In 2014, the CDC (Center For Disease Control and Prevention) reported the leading causes of death in ALL black females ALL ages were:

Heart disease – 23.2%

Cancer – 22.5%

Stroke – 6.2%

Diabetes – 4.6%

Chronic lower respiratory disease – 3.2%

Alzheimer’s disease – 3.1%

Unintentional injuries – 3.0%

Kidney disease – 2.0%

Septicemia – 2.3%

Hypertension – 1.9%

Heart disease (22.3%) and cancer (21.6%) remained at the top of the list for ALL females, ALL ages.

When you consider the fact that lifestyle behaviors can significantly reduce women’s risk factors for these illnesses it is disturbing.

If you have prediabetes, research shows that losing 5%-7% of your body weight and getting at least 150 minutes each week of physical activity like brisk walking can prevent or delay type 2 diabetes.

(CDC)

Why do women wait until a doctor tells them that a lifestyle change is in order?  If we learn to listen to our body, it usually sends signals by responding to the food we eat, the beverages we drink, and other behaviors. If you walk up a flight of stairs and you are out of breath, that means something.  When was the last time you had an annual check up?
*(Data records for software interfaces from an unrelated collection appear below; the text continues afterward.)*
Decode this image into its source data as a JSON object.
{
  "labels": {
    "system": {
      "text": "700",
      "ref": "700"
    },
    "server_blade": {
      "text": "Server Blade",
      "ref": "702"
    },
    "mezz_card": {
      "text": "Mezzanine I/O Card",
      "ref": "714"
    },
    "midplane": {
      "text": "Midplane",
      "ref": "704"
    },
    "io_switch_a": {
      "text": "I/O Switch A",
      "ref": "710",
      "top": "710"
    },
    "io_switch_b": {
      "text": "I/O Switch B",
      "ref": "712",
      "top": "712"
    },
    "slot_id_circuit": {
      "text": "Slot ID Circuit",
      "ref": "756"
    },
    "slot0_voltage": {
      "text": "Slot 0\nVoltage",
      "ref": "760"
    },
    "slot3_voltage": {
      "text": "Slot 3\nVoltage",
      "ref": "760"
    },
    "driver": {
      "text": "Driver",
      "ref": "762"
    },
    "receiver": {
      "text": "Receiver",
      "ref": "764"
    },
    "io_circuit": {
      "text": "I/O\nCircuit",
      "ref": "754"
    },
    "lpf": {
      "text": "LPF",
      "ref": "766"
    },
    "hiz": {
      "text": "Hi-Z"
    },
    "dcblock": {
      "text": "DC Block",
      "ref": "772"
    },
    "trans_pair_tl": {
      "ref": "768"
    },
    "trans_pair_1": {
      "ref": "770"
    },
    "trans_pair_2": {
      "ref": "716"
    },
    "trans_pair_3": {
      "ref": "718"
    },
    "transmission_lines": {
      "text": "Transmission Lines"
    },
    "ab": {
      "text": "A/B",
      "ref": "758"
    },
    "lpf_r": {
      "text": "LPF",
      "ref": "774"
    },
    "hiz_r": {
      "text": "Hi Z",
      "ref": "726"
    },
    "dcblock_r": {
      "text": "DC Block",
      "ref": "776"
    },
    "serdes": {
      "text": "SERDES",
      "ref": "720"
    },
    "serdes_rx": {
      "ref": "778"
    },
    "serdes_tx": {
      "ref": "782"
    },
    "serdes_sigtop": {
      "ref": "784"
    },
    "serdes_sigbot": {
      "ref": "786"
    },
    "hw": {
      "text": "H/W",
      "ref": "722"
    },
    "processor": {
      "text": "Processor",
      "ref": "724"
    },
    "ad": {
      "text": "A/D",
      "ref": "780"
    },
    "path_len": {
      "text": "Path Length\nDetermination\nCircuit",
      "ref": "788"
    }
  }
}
Take a pledge to live a healthier lifestyle.  Even better, commit to a better lifestyle with a family member, a friend, or a colleague. Try a new recipe, join or start a walking club, take a yoga class, take a strength training class, or something else, just get busy moving.   Please!

Oh and… if you’re gonna get down with Ben & Jerry’s, remember portion control or better yet, try making your own healthy chocolate ice creamAvocado Ice Cream or a quick frozen strawberry yogurt. Making your own is healthier and more fun.

Making small changes in your life can net significant health benefits. Instead of attacking your health with major changes, start with minor changes like drinking more water and less juice or soda, reducing the amount of sugar you put in your coffee or substituting one high-fat food item with a lower fat food item. Take the stairs instead of escalators and elevators or do jumping jacks or pushups during commercials of your favorite TV show.  Over time, you will experience big gains. Whatever you do, don’t give up on yourself because I won’t give up on you.

Grad school is slowing my posts, but I’m still here.

Thanks so much for stopping by!

Smooches!  🙂